The full set of entries is to be returned word for word.

**MATERIAL FOR THIS TASK:**
────────────────

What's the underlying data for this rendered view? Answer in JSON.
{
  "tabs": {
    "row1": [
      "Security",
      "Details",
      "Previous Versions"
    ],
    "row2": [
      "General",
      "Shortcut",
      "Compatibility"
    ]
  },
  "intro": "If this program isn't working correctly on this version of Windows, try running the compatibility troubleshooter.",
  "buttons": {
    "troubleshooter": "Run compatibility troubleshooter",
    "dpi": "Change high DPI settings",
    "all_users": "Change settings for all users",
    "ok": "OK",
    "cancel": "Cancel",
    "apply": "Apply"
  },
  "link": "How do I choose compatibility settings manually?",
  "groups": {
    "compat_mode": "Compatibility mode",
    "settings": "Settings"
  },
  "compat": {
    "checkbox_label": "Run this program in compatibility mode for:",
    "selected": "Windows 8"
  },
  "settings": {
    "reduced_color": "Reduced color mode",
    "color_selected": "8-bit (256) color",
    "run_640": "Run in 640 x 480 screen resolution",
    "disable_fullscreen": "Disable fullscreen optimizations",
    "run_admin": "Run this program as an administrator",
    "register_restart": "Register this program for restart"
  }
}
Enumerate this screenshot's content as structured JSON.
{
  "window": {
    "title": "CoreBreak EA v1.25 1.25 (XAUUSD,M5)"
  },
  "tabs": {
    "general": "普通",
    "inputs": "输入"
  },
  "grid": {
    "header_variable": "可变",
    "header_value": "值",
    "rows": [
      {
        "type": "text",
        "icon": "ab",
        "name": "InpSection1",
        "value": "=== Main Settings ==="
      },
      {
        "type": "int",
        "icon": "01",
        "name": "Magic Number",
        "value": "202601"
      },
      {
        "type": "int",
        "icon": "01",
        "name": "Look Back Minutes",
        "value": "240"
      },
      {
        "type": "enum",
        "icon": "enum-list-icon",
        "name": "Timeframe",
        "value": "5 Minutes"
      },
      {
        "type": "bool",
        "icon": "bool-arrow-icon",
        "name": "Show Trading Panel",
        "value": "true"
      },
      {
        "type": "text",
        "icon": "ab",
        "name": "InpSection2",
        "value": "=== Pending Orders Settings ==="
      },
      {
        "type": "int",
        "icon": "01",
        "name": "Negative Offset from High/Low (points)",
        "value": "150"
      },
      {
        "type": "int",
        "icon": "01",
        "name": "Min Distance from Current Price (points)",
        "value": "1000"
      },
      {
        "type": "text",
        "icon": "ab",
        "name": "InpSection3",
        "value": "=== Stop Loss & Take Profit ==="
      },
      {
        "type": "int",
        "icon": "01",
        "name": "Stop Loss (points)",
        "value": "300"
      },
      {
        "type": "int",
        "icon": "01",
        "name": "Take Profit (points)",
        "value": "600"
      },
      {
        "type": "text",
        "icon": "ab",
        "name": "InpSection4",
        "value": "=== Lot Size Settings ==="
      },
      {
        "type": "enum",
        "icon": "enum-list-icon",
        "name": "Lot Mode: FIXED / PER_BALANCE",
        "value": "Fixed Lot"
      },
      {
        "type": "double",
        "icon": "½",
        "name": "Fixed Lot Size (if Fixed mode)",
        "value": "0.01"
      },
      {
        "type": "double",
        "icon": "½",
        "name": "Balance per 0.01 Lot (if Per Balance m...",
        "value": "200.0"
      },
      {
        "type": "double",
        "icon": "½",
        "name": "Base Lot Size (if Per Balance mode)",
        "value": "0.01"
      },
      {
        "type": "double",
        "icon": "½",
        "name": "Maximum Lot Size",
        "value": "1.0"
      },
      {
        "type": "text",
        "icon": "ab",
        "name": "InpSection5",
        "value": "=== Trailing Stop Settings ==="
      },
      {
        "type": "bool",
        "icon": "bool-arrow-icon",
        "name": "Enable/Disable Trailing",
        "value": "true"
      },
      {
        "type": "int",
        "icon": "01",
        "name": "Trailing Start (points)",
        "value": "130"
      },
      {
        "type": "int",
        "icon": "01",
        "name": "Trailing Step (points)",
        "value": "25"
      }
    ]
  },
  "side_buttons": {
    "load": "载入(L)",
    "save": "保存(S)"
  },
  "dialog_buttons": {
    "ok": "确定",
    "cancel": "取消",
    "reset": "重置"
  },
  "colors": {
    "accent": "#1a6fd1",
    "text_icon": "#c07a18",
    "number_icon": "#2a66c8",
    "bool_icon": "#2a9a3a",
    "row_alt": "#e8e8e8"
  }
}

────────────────

**EXPECTED OUTPUT:**
What's the underlying data for this rendered view? Answer in JSON.
{
  "tabs": {
    "row1": [
      "Security",
      "Details",
      "Previous Versions"
    ],
    "row2": [
      "General",
      "Shortcut",
      "Compatibility"
    ]
  },
  "intro": "If this program isn't working correctly on this version of Windows, try running the compatibility troubleshooter.",
  "buttons": {
    "troubleshooter": "Run compatibility troubleshooter",
    "dpi": "Change high DPI settings",
    "all_users": "Change settings for all users",
    "ok": "OK",
    "cancel": "Cancel",
    "apply": "Apply"
  },
  "link": "How do I choose compatibility settings manually?",
  "groups": {
    "compat_mode": "Compatibility mode",
    "settings": "Settings"
  },
  "compat": {
    "checkbox_label": "Run this program in compatibility mode for:",
    "selected": "Windows 8"
  },
  "settings": {
    "reduced_color": "Reduced color mode",
    "color_selected": "8-bit (256) color",
    "run_640": "Run in 640 x 480 screen resolution",
    "disable_fullscreen": "Disable fullscreen optimizations",
    "run_admin": "Run this program as an administrator",
    "register_restart": "Register this program for restart"
  }
}
Enumerate this screenshot's content as structured JSON.
{
  "window": {
    "title": "CoreBreak EA v1.25 1.25 (XAUUSD,M5)"
  },
  "tabs": {
    "general": "普通",
    "inputs": "输入"
  },
  "grid": {
    "header_variable": "可变",
    "header_value": "值",
    "rows": [
      {
        "type": "text",
        "icon": "ab",
        "name": "InpSection1",
        "value": "=== Main Settings ==="
      },
      {
        "type": "int",
        "icon": "01",
        "name": "Magic Number",
        "value": "202601"
      },
      {
        "type": "int",
        "icon": "01",
        "name": "Look Back Minutes",
        "value": "240"
      },
      {
        "type": "enum",
        "icon": "enum-list-icon",
        "name": "Timeframe",
        "value": "5 Minutes"
      },
      {
        "type": "bool",
        "icon": "bool-arrow-icon",
        "name": "Show Trading Panel",
        "value": "true"
      },
      {
        "type": "text",
        "icon": "ab",
        "name": "InpSection2",
        "value": "=== Pending Orders Settings ==="
      },
      {
        "type": "int",
        "icon": "01",
        "name": "Negative Offset from High/Low (points)",
        "value": "150"
      },
      {
        "type": "int",
        "icon": "01",
        "name": "Min Distance from Current Price (points)",
        "value": "1000"
      },
      {
        "type": "text",
        "icon": "ab",
        "name": "InpSection3",
        "value": "=== Stop Loss & Take Profit ==="
      },
      {
        "type": "int",
        "icon": "01",
        "name": "Stop Loss (points)",
        "value": "300"
      },
      {
        "type": "int",
        "icon": "01",
        "name": "Take Profit (points)",
        "value": "600"
      },
      {
        "type": "text",
        "icon": "ab",
        "name": "InpSection4",
        "value": "=== Lot Size Settings ==="
      },
      {
        "type": "enum",
        "icon": "enum-list-icon",
        "name": "Lot Mode: FIXED / PER_BALANCE",
        "value": "Fixed Lot"
      },
      {
        "type": "double",
        "icon": "½",
        "name": "Fixed Lot Size (if Fixed mode)",
        "value": "0.01"
      },
      {
        "type": "double",
        "icon": "½",
        "name": "Balance per 0.01 Lot (if Per Balance m...",
        "value": "200.0"
      },
      {
        "type": "double",
        "icon": "½",
        "name": "Base Lot Size (if Per Balance mode)",
        "value": "0.01"
      },
      {
        "type": "double",
        "icon": "½",
        "name": "Maximum Lot Size",
        "value": "1.0"
      },
      {
        "type": "text",
        "icon": "ab",
        "name": "InpSection5",
        "value": "=== Trailing Stop Settings ==="
      },
      {
        "type": "bool",
        "icon": "bool-arrow-icon",
        "name": "Enable/Disable Trailing",
        "value": "true"
      },
      {
        "type": "int",
        "icon": "01",
        "name": "Trailing Start (points)",
        "value": "130"
      },
      {
        "type": "int",
        "icon": "01",
        "name": "Trailing Step (points)",
        "value": "25"
      }
    ]
  },
  "side_buttons": {
    "load": "载入(L)",
    "save": "保存(S)"
  },
  "dialog_buttons": {
    "ok": "确定",
    "cancel": "取消",
    "reset": "重置"
  },
  "colors": {
    "accent": "#1a6fd1",
    "text_icon": "#c07a18",
    "number_icon": "#2a66c8",
    "bool_icon": "#2a9a3a",
    "row_alt": "#e8e8e8"
  }
}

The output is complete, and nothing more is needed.